### [What is expected]
Could you copy every record exactly as it appears?

### [Stored records]

---

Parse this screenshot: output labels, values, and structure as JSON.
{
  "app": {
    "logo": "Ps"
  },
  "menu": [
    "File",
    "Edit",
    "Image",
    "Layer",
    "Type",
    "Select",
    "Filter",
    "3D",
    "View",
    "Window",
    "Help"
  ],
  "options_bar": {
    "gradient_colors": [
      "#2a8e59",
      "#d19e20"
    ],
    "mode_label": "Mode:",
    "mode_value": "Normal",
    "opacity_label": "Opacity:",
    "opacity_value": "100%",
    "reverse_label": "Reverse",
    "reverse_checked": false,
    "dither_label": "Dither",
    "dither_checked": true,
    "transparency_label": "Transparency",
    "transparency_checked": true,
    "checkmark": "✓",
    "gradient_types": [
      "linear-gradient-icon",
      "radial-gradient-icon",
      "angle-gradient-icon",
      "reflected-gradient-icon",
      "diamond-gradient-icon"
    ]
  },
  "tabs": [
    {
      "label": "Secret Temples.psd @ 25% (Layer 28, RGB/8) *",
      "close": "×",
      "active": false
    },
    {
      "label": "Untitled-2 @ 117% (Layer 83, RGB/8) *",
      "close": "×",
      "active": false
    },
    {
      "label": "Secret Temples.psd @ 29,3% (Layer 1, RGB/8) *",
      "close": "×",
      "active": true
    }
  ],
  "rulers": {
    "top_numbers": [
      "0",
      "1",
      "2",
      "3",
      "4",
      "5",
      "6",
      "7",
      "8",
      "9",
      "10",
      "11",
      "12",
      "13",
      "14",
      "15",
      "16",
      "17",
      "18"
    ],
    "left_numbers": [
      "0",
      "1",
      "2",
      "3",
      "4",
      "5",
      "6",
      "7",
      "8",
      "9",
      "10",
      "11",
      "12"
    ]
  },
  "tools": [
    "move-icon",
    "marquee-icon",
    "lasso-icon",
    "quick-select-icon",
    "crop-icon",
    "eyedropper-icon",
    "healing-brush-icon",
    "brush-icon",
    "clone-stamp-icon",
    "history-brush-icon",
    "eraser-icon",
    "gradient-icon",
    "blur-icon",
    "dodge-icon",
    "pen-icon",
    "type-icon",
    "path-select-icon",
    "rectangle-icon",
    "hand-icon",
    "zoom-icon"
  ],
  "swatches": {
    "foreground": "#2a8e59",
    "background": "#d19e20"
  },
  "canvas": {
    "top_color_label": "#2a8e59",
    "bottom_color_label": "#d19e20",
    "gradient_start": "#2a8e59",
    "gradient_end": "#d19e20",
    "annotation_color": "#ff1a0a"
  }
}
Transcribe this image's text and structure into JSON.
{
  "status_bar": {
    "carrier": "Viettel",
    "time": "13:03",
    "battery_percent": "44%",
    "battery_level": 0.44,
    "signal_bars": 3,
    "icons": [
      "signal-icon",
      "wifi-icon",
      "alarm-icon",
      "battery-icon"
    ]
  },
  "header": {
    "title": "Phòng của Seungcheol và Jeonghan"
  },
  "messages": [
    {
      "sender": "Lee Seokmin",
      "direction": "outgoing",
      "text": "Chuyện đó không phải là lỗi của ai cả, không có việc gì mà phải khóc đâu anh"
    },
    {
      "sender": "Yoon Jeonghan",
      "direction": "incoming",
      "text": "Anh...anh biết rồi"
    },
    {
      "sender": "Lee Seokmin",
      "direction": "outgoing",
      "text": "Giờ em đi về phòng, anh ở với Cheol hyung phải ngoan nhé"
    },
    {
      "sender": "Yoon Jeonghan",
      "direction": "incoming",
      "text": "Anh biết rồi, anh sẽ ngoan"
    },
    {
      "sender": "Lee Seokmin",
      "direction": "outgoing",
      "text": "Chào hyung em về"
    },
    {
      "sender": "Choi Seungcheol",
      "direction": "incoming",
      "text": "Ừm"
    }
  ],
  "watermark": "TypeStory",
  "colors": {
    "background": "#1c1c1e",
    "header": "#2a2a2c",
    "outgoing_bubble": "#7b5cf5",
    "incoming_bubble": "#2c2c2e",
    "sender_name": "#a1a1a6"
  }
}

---

### [Answer section]
Parse this screenshot: output labels, values, and structure as JSON.
{
  "app": {
    "logo": "Ps"
  },
  "menu": [
    "File",
    "Edit",
    "Image",
    "Layer",
    "Type",
    "Select",
    "Filter",
    "3D",
    "View",
    "Window",
    "Help"
  ],
  "options_bar": {
    "gradient_colors": [
      "#2a8e59",
      "#d19e20"
    ],
    "mode_label": "Mode:",
    "mode_value": "Normal",
    "opacity_label": "Opacity:",
    "opacity_value": "100%",
    "reverse_label": "Reverse",
    "reverse_checked": false,
    "dither_label": "Dither",
    "dither_checked": true,
    "transparency_label": "Transparency",
    "transparency_checked": true,
    "checkmark": "✓",
    "gradient_types": [
      "linear-gradient-icon",
      "radial-gradient-icon",
      "angle-gradient-icon",
      "reflected-gradient-icon",
      "diamond-gradient-icon"
    ]
  },
  "tabs": [
    {
      "label": "Secret Temples.psd @ 25% (Layer 28, RGB/8) *",
      "close": "×",
      "active": false
    },
    {
      "label": "Untitled-2 @ 117% (Layer 83, RGB/8) *",
      "close": "×",
      "active": false
    },
    {
      "label": "Secret Temples.psd @ 29,3% (Layer 1, RGB/8) *",
      "close": "×",
      "active": true
    }
  ],
  "rulers": {
    "top_numbers": [
      "0",
      "1",
      "2",
      "3",
      "4",
      "5",
      "6",
      "7",
      "8",
      "9",
      "10",
      "11",
      "12",
      "13",
      "14",
      "15",
      "16",
      "17",
      "18"
    ],
    "left_numbers": [
      "0",
      "1",
      "2",
      "3",
      "4",
      "5",
      "6",
      "7",
      "8",
      "9",
      "10",
      "11",
      "12"
    ]
  },
  "tools": [
    "move-icon",
    "marquee-icon",
    "lasso-icon",
    "quick-select-icon",
    "crop-icon",
    "eyedropper-icon",
    "healing-brush-icon",
    "brush-icon",
    "clone-stamp-icon",
    "history-brush-icon",
    "eraser-icon",
    "gradient-icon",
    "blur-icon",
    "dodge-icon",
    "pen-icon",
    "type-icon",
    "path-select-icon",
    "rectangle-icon",
    "hand-icon",
    "zoom-icon"
  ],
  "swatches": {
    "foreground": "#2a8e59",
    "background": "#d19e20"
  },
  "canvas": {
    "top_color_label": "#2a8e59",
    "bottom_color_label": "#d19e20",
    "gradient_start": "#2a8e59",
    "gradient_end": "#d19e20",
    "annotation_color": "#ff1a0a"
  }
}
Transcribe this image's text and structure into JSON.
{
  "status_bar": {
    "carrier": "Viettel",
    "time": "13:03",
    "battery_percent": "44%",
    "battery_level": 0.44,
    "signal_bars": 3,
    "icons": [
      "signal-icon",
      "wifi-icon",
      "alarm-icon",
      "battery-icon"
    ]
  },
  "header": {
    "title": "Phòng của Seungcheol và Jeonghan"
  },
  "messages": [
    {
      "sender": "Lee Seokmin",
      "direction": "outgoing",
      "text": "Chuyện đó không phải là lỗi của ai cả, không có việc gì mà phải khóc đâu anh"
    },
    {
      "sender": "Yoon Jeonghan",
      "direction": "incoming",
      "text": "Anh...anh biết rồi"
    },
    {
      "sender": "Lee Seokmin",
      "direction": "outgoing",
      "text": "Giờ em đi về phòng, anh ở với Cheol hyung phải ngoan nhé"
    },
    {
      "sender": "Yoon Jeonghan",
      "direction": "incoming",
      "text": "Anh biết rồi, anh sẽ ngoan"
    },
    {
      "sender": "Lee Seokmin",
      "direction": "outgoing",
      "text": "Chào hyung em về"
    },
    {
      "sender": "Choi Seungcheol",
      "direction": "incoming",
      "text": "Ừm"
    }
  ],
  "watermark": "TypeStory",
  "colors": {
    "background": "#1c1c1e",
    "header": "#2a2a2c",
    "outgoing_bubble": "#7b5cf5",
    "incoming_bubble": "#2c2c2e",
    "sender_name": "#a1a1a6"
  }
}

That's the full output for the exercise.